▸ **TASK STATEMENT**:
Your answer is a copy of every line in the records where "Shop" appears.

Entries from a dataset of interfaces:
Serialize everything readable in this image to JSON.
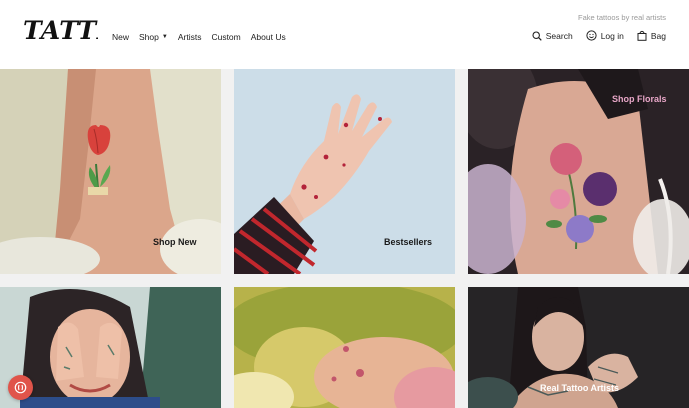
{
  "brand": {
    "logo_text": "TATTLY"
  },
  "header": {
    "tagline": "Fake tattoos by real artists",
    "nav": {
      "new": "New",
      "shop": "Shop",
      "artists": "Artists",
      "custom": "Custom",
      "about": "About Us"
    },
    "utility": {
      "search": "Search",
      "login": "Log in",
      "bag": "Bag"
    }
  },
  "tiles": {
    "shop_new": "Shop New",
    "bestsellers": "Bestsellers",
    "shop_florals": "Shop Florals",
    "real_tattoo_artists": "Real Tattoo Artists"
  },
  "colors": {
    "florals_label": "#e7a6c7",
    "chat_button": "#e0544a",
    "background": "#f1f1f1"
  },
  "icons": [
    "search-icon",
    "smiley-icon",
    "bag-icon",
    "chevron-down-icon",
    "chat-icon"
  ]
}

▸ **EXERCISE RESULT**:
      "shop": "Shop",
    "shop_new": "Shop New",
    "shop_florals": "Shop Florals",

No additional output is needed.